**WHAT IS NEEDED:**
Give the data again in its entirety, exactly as provided.
----- PROVIDED ENTRIES -----
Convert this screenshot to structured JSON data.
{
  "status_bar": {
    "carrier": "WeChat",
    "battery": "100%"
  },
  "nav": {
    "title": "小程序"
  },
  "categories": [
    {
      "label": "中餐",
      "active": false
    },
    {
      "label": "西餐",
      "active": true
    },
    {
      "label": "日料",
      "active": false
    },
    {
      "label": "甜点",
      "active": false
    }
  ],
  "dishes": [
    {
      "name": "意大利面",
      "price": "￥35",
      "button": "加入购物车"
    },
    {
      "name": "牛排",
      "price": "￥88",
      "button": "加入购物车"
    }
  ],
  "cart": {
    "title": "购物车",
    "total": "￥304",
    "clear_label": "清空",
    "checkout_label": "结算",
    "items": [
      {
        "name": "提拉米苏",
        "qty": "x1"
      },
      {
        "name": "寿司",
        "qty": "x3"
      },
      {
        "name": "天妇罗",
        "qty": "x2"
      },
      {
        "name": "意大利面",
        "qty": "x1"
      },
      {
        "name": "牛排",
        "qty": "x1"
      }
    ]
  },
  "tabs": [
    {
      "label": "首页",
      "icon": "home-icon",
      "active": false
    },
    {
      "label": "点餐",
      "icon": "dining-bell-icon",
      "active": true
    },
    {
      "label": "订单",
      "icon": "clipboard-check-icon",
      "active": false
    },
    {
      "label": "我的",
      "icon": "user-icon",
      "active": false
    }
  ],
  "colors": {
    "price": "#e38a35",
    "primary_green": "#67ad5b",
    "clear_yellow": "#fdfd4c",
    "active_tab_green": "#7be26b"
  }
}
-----
**EXERCISE RESULT:**
Convert this screenshot to structured JSON data.
{
  "status_bar": {
    "carrier": "WeChat",
    "battery": "100%"
  },
  "nav": {
    "title": "小程序"
  },
  "categories": [
    {
      "label": "中餐",
      "active": false
    },
    {
      "label": "西餐",
      "active": true
    },
    {
      "label": "日料",
      "active": false
    },
    {
      "label": "甜点",
      "active": false
    }
  ],
  "dishes": [
    {
      "name": "意大利面",
      "price": "￥35",
      "button": "加入购物车"
    },
    {
      "name": "牛排",
      "price": "￥88",
      "button": "加入购物车"
    }
  ],
  "cart": {
    "title": "购物车",
    "total": "￥304",
    "clear_label": "清空",
    "checkout_label": "结算",
    "items": [
      {
        "name": "提拉米苏",
        "qty": "x1"
      },
      {
        "name": "寿司",
        "qty": "x3"
      },
      {
        "name": "天妇罗",
        "qty": "x2"
      },
      {
        "name": "意大利面",
        "qty": "x1"
      },
      {
        "name": "牛排",
        "qty": "x1"
      }
    ]
  },
  "tabs": [
    {
      "label": "首页",
      "icon": "home-icon",
      "active": false
    },
    {
      "label": "点餐",
      "icon": "dining-bell-icon",
      "active": true
    },
    {
      "label": "订单",
      "icon": "clipboard-check-icon",
      "active": false
    },
    {
      "label": "我的",
      "icon": "user-icon",
      "active": false
    }
  ],
  "colors": {
    "price": "#e38a35",
    "primary_green": "#67ad5b",
    "clear_yellow": "#fdfd4c",
    "active_tab_green": "#7be26b"
  }
}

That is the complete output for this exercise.